Even though members of the second group are very interested in arguing against the conclusion that women don’t make good mathematicians, they never seem to stumble on the simple fact that “on average, men are better at math” does not lead us inevitably to the conclusion that women can’t compete at the top tier.  They seem to agree that if the average for women is lower, then the distributions look like the layman’s picture, and thus the women stand no chance at actually becoming competent mathematicians.  And since the pro-equality people never notice the flaw in the argument, they’re forced to denounce the premise.

This leads us to people who insist that there’s no biological factor that makes men better at math.  If you do a study and find that men perform better at math then women, they will insist that this is caused by social pressure, not biological factors.  So while it’s obvious that there are many physical differences between men and women, including chemicals that definitely make contact with the brain, we have many people insisting that there is no biological factor involved in any of our perceived mental differences.  They will insist that all the data we have is tainted by social influences, and then go on to insist that even though we have no untainted data, men and women are definitely equally capable.  And they do this because they think it’s the only way to avoid conclusions like “women can’t be mathematicians.”

And this leaves us with the problem of a false dichotomy.  Everyone believes that there are only two possible ways to resolve the issue.  Either men are better than women on average, and thus we shouldn’t bother letting women try, or men and women are equal on average, and thus we should do what we can to make sure we have as many female mathematicians as male (which would indicate that we have ended the social discrimination).  And nobody ever seems to consider the other logically consistent options like men are better than women on average and yet there are still plenty of capable women, or even men are better than women on average and yet most of the best are women.

This is the first step in understanding my thoughts about discrimination and equality.  A simple report of average capability is not enough information.  We can’t use that data to conclude decisively that one or more groups are doomed to fail.  In addition to the averages of the distributions, we also need to know their spreads.  Only when we know both the average innate mathematical capability of men and women and the spreads of their respective distributions can we actually make a reasonable guess about the expected gender distribution of mathematicians if we end discrimination.


  1. Good choice of topic for an intro to discrimination, Zaq. I see I've come late to your posts on discrimination, but I'd still like to mention a bit of 'advice' (just my opinion, actually).
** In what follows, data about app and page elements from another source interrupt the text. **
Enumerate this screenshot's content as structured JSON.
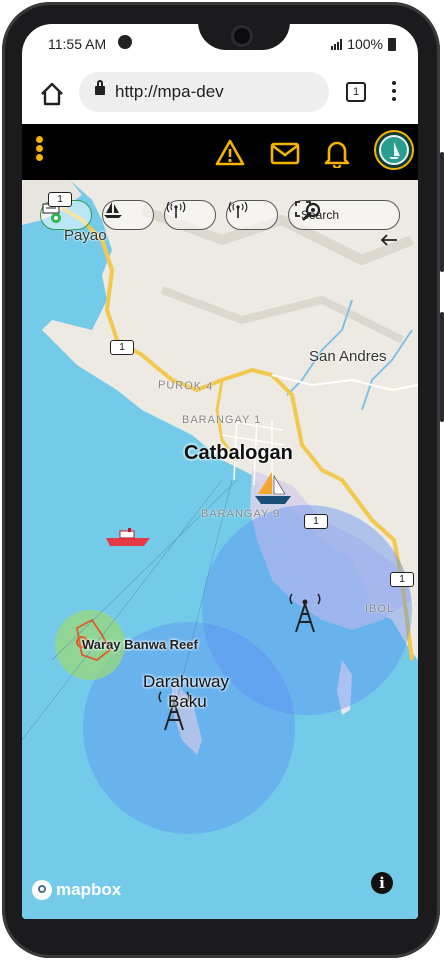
{
  "status_bar": {
    "time": "11:55 AM",
    "battery": "100%"
  },
  "browser": {
    "url": "http://mpa-dev",
    "tab_count": "1"
  },
  "app_bar": {
    "menu_icon": "vertical-dots-icon",
    "icons": [
      "warning-icon",
      "mail-icon",
      "bell-icon"
    ],
    "accent_color": "#f4b400"
  },
  "map_controls": {
    "search_label": "Search",
    "buttons": [
      "layers-toggle",
      "vessel-filter",
      "tower-filter-1",
      "tower-filter-2"
    ]
  },
  "map": {
    "places": {
      "payao": "Payao",
      "san_andres": "San Andres",
      "purok": "PUROK 4",
      "barangay1": "BARANGAY 1",
      "city": "Catbalogan",
      "barangay9": "BARANGAY 9",
      "ibol": "IBOL",
      "reef": "Waray Banwa Reef",
      "island_line1": "Darahuway",
      "island_line2": "Baku"
    },
    "road_shields": [
      "1",
      "1",
      "1",
      "1"
    ],
    "colors": {
      "water": "#73cbe9",
      "land": "#ede9e3",
      "road": "#f2c94c",
      "coverage": "#5a8ef2"
    }
  },
  "attribution": {
    "brand": "mapbox",
    "info_icon": "info-icon"
  }
}
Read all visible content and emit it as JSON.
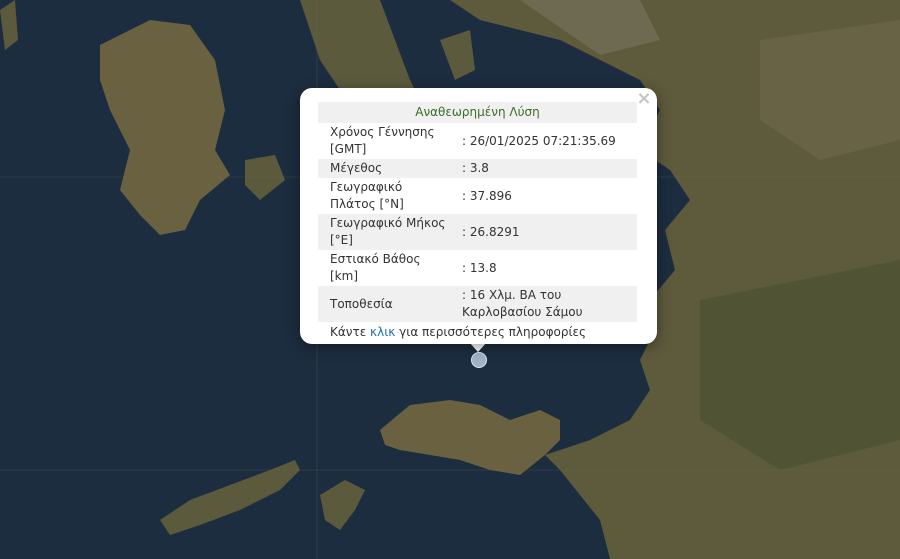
{
  "popup": {
    "title": "Αναθεωρημένη Λύση",
    "close": "×",
    "rows": [
      {
        "label": "Χρόνος Γέννησης [GMT]",
        "value": ": 26/01/2025 07:21:35.69"
      },
      {
        "label": "Μέγεθος",
        "value": ": 3.8"
      },
      {
        "label": "Γεωγραφικό Πλάτος [°N]",
        "value": ": 37.896"
      },
      {
        "label": "Γεωγραφικό Μήκος [°E]",
        "value": ": 26.8291"
      },
      {
        "label": "Εστιακό Βάθος [km]",
        "value": ": 13.8"
      },
      {
        "label": "Τοποθεσία",
        "value": ": 16 Χλμ. ΒΑ του Καρλοβασίου Σάμου"
      }
    ],
    "footer_pre": "Κάντε",
    "footer_link": "κλικ",
    "footer_post": "για περισσότερες πληροφορίες"
  },
  "colors": {
    "sea": "#1c2d3f",
    "land": "#5e5a3c",
    "title_green": "#3b6b2a",
    "link_blue": "#1f6fb5"
  },
  "icons": {
    "epicenter_marker": "epicenter-marker-icon",
    "close": "close-icon"
  }
}
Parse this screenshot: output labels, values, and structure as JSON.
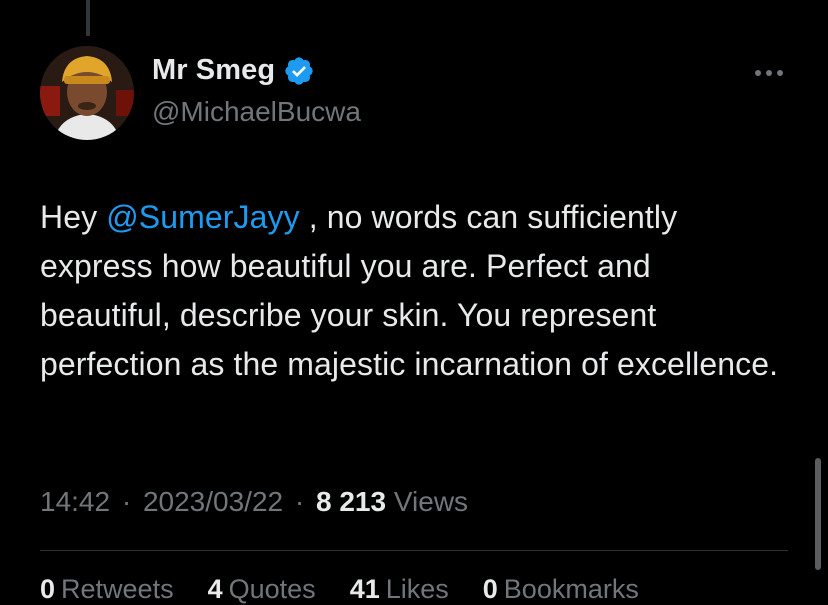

    When giving examples of flawed thinking, such as the later examples in this post, I think you might do well to avoid using examples from the specific domain in which you are looking to challenge. Otherwise, the examples will tend to trigger just the kinds of flawed reactions you're hoping to illustrate, and the effectiveness of the example suffers as a result.

    For example, your example of men being, on average better at math. Now, you didn't actually come out and state that 'men are on average better at math', but by using that example repeatedly, to an unfamiliar observer who holds typical biases, it can sound a heck of a lot like that you are presuming it to be true. When this presumption is made, then the attempt at illustrating an example becomes 'suspect' since it then would appear that you're coming at it from a biased viewpoint, and perhaps cherry-picking or poisoning the well, or whatever.

    Personally, when I approach examples along the lines of what you were showing, I might bring up the specific example of how belief that 'men are better on average' is common and how that plays out in a typical discussion, but then I would switch that up to a more abstract or neutral example for demonstrating the general principle of how different statistical spreads can invalidate the typical flawed reasoning. Maybe something along the lines of different fruits being different sizes or something.

  2. I rather like that idea. I shall have to steal it :P

    Maybe next time it will help keep me from getting covered in straw...